Florida highway safety a top priority for federal government

National Transportation Safety Board (NTSB) chairperson Debbie Hersman recently met with a group of editors from the Tallahassee Democrat to discuss the agency’s concerns about the high rate of serious and fatal car accidents in Florida. Child safety sits atop her agenda for positive highway safety changes she’d like to help bring to the Sunshine State.

Older child booster-seat laws are needed in Florida

Hersman is concerned that Florida has no booster-seat requirements for children under the age of eight who no longer use car seats for infants and toddlers. While 47 states have enacted booster-seat laws in conformity with the NTSB’s recommendations, Hersman sees Florida’s failure to pass such a law as a serious shortcoming in the protection of Florida’s youngest passengers.

Hersman is not only the chair of the NTSB, but also a certified child-safety-seat technician. She explains, “Seat belts are made for adults. They are not made for kids.” The chairwoman cited studies concluding that children without booster seats are more frequently the victims of neck and spinal cord injuries than those who use them.

Also needed: Laws restricting teens from talking and texting while driving

Hersman also views teenage drivers as a segment of the population that could greatly benefit from the passage of new laws.

The NTSB advocates the creation of state laws that restrict teenage drivers from talking on cell phones or texting while driving. Car accidents remain the leading cause of death for people between 15 and 20 years of age, and safety advocates reason that inexperience becomes especially deadly when coupled with distractions.

Hersman believes that restricting the number of young passengers teen drivers can have in their vehicles could also significantly reduce motor vehicle fatalities on Florida’s highways.

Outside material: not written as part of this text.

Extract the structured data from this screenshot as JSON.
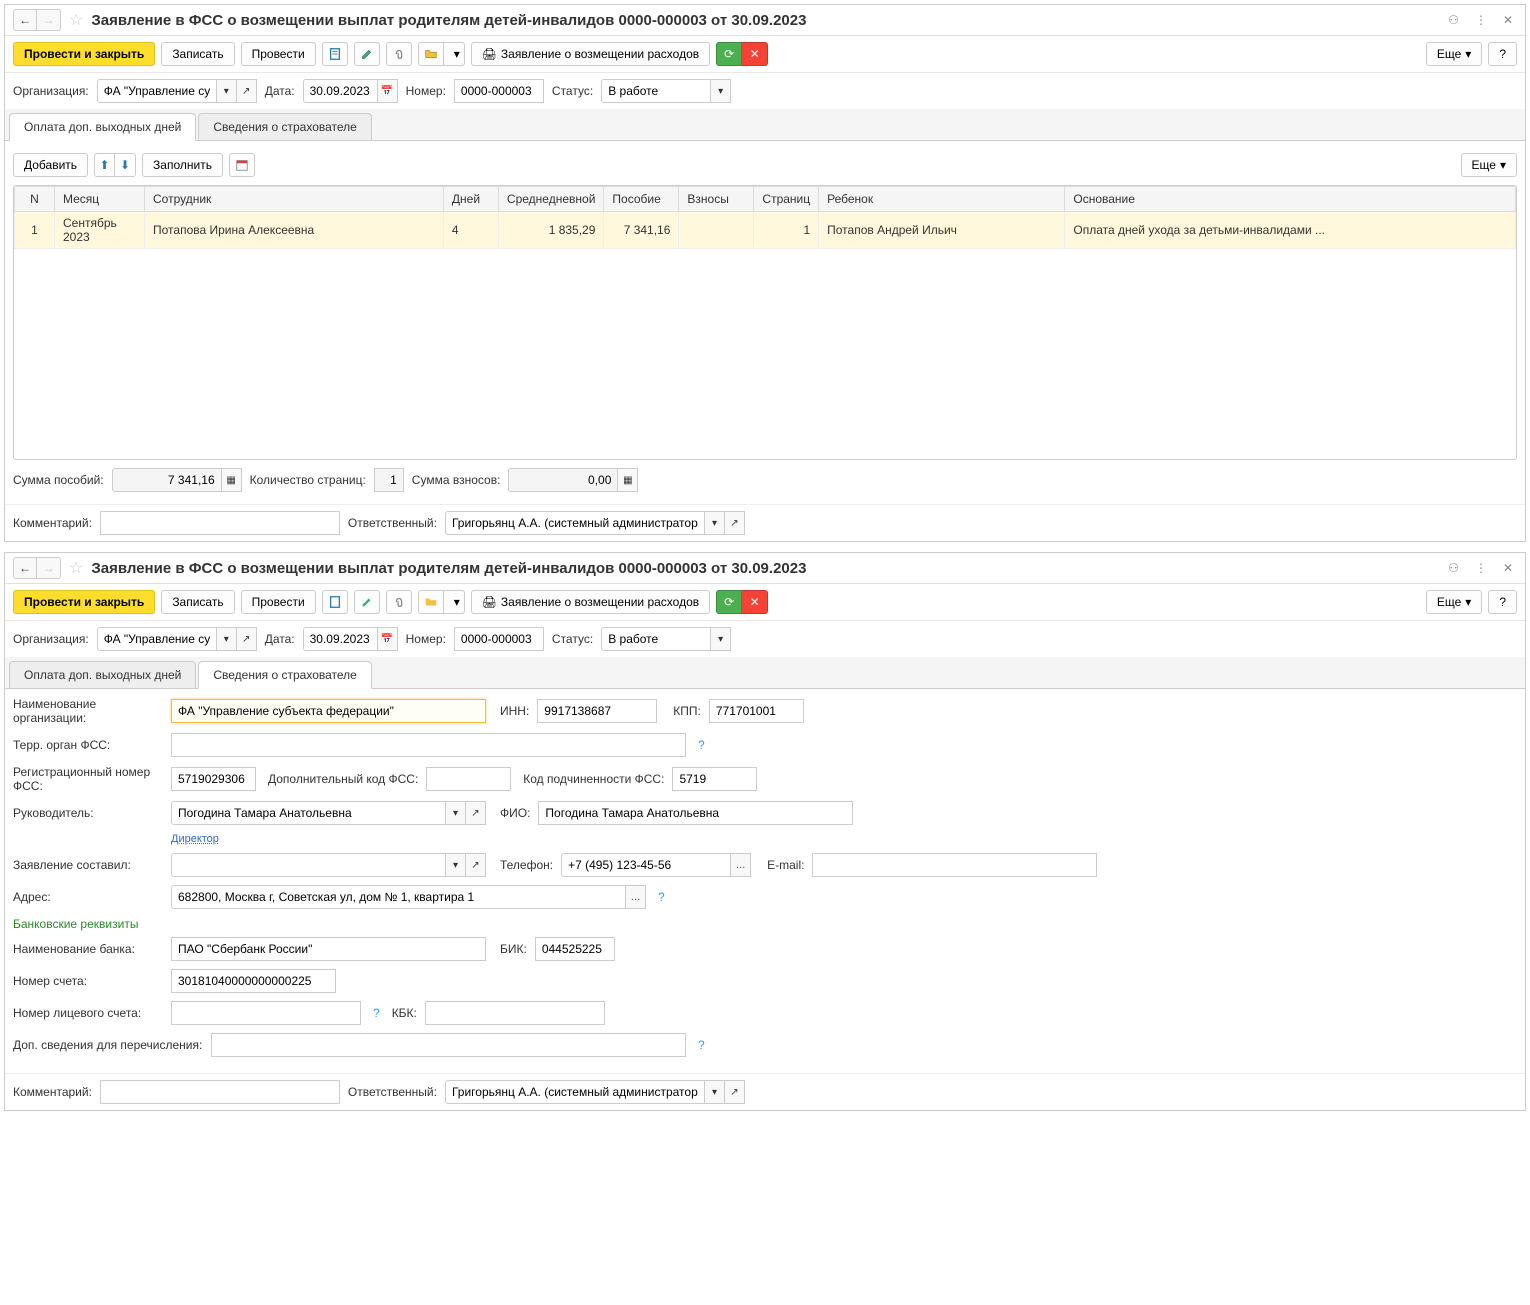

She hopes that Florida will see such requirements written into law during 2011.

Source: The Tallahassee Democrat, “Transportation Safety Issues bring Chair to City,” February 9, 2011